Next Thursday, for the seventh time, I am going to Omaha,
Nebraska, for the Berkshire Hathaway annual meeting. But this
is the first time that I find myself respecting
Mr. Buffett a little bit less than the year before.
One of Berkshire Hathaways largest and oldest stock
holdings, Coca-Cola Co., held a proxy vote yesterday, and its
management clearly decided to award itself too much stock.
Warren Buffett acknowledged in an interview that he is against
the plan: We do not believe it would be consistent with
Berkshires long-ingrained culture to support such a plan
at any of your equity holdings.
However, instead of expressing with his proxy ballot what he
really feels, he abstained from voting against the plan, and
explained: I could never vote against
By failing to vote against something that was clearly wrong,
Buffett, who in my mind (until yesterday) used to be a moral
compass for corporate America, became another middling American
politician the common type that all of us respect so
little, the one that votes not for what he believes in but for
what is going to keep him in the good graces of his party or
get him reelected.
When your company owns 10 percent of another company (even
if it is Coke), there is a responsibility that comes with the
investment. But when you are Warren Buffett, who constantly
speaks out against excessive compensation, that responsibility
is even greater.
There should be no double standard for Coca-Cola or for
Buffett. After paying its management millions of dollars to run
a company a monkey could run (Buffetts words,
not mine), shareholders shouldnt have to fork over an
additional 14 to 16 percent over four years to management to
incent them to do their jobs running a company with such

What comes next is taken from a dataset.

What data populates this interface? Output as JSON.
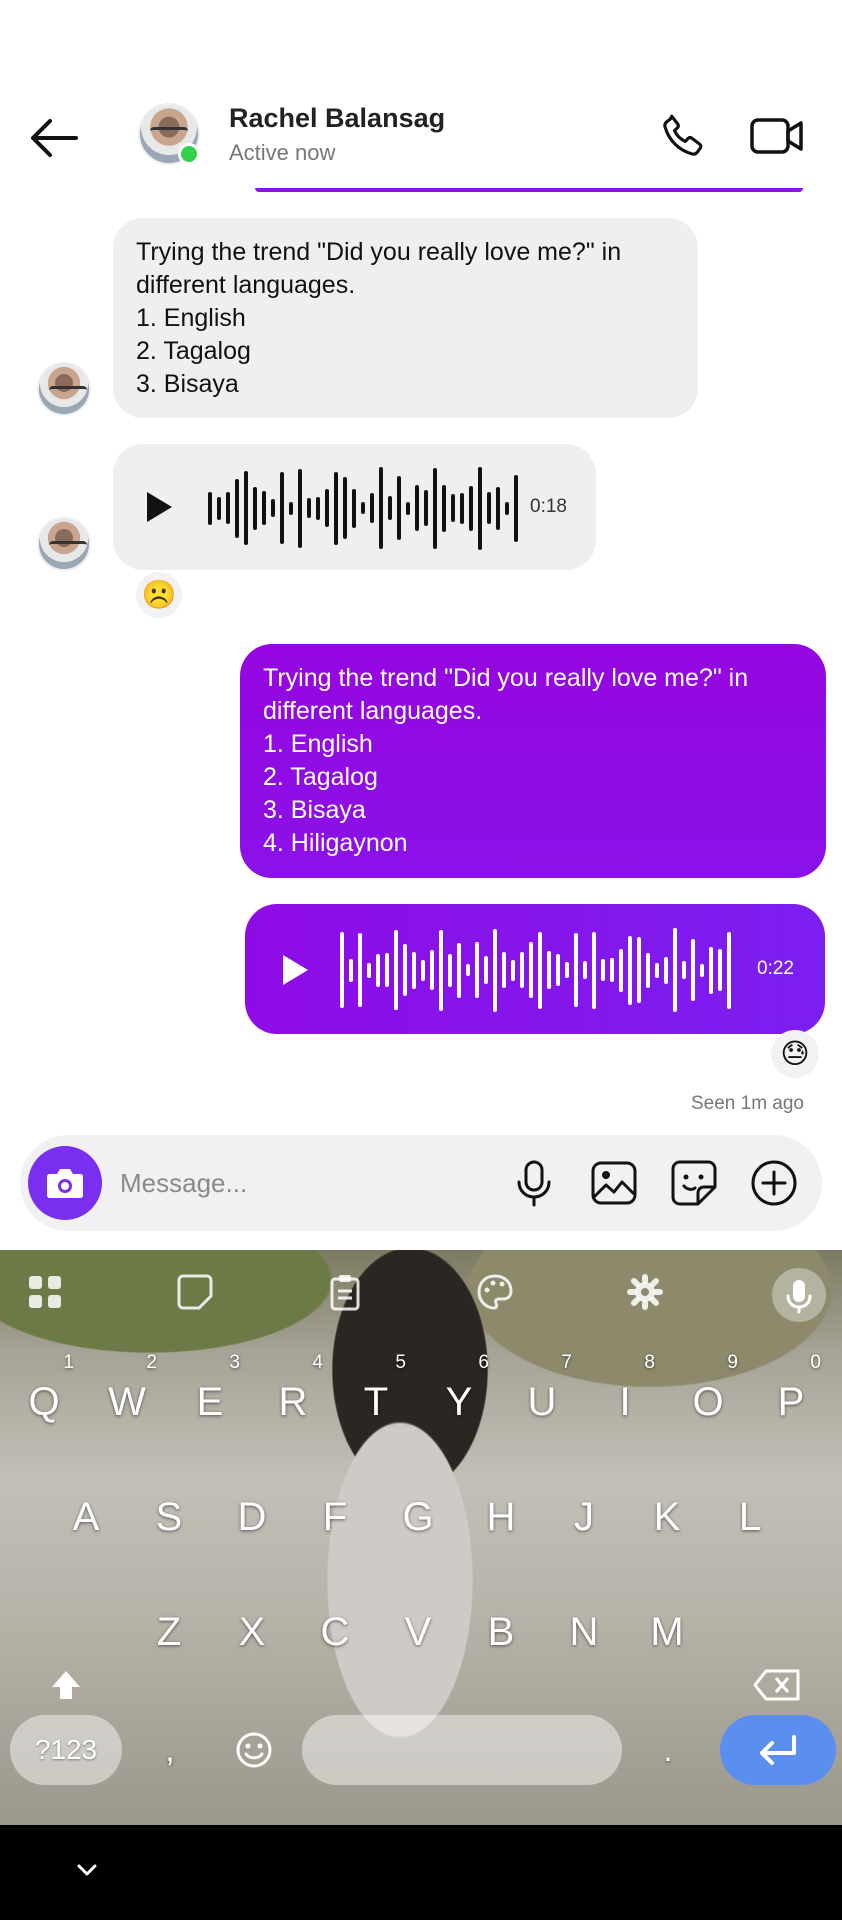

a significant competitive advantage (which was there long
before these executives arrived) that any MBA student with a C-
average could operate.
We dont own Coke and probably wont own it unless
the price gets cut by half, so my tirade here is not as a
wounded shareholder but as an American. Its what Buffett
said in a CNBC interview that bothered me the most:
Its kind of un-American to vote no at a Coke
meeting. I would not want to live in a country where
everyone always agrees with the powers that be, where people
are afraid to speak up. I lived there once in the Soviet
I could not disagree more with Buffett. Cokes
compensation plan is unjust for the shareholders. It is
American to speak up against injustice yes, even if it
is perpetrated by an American icon such as Coke. Let me correct
that: especially if it is an American icon such as Coke. And
lets be honest: The shareholders, not the management, own
Coke. An injustice is what transpired at the company, even if
83 percent of shareholders who voted were too indifferent to
read the proxy.
It is unpleasant to write something negative about a person
you respect and owe so much in your development as an investor
and as individual. But I am sure the pre-Coke-vote Warren
Buffett, the one who had such a tremendous impact on me, would
want people to disagree with him if he were wrong.
That said, I am still making my annual pilgrimmage to Omaha.
as Ive written in the past, going to the Berkshire
Hathaway meeting is not really about Berkshire Hathaway and not
even about Buffett or his right-hand man Charlie Munger. Omaha,
for these few days in spring, becomes value investor central,
giving me the opportunity to see my value investment friends
from all over the world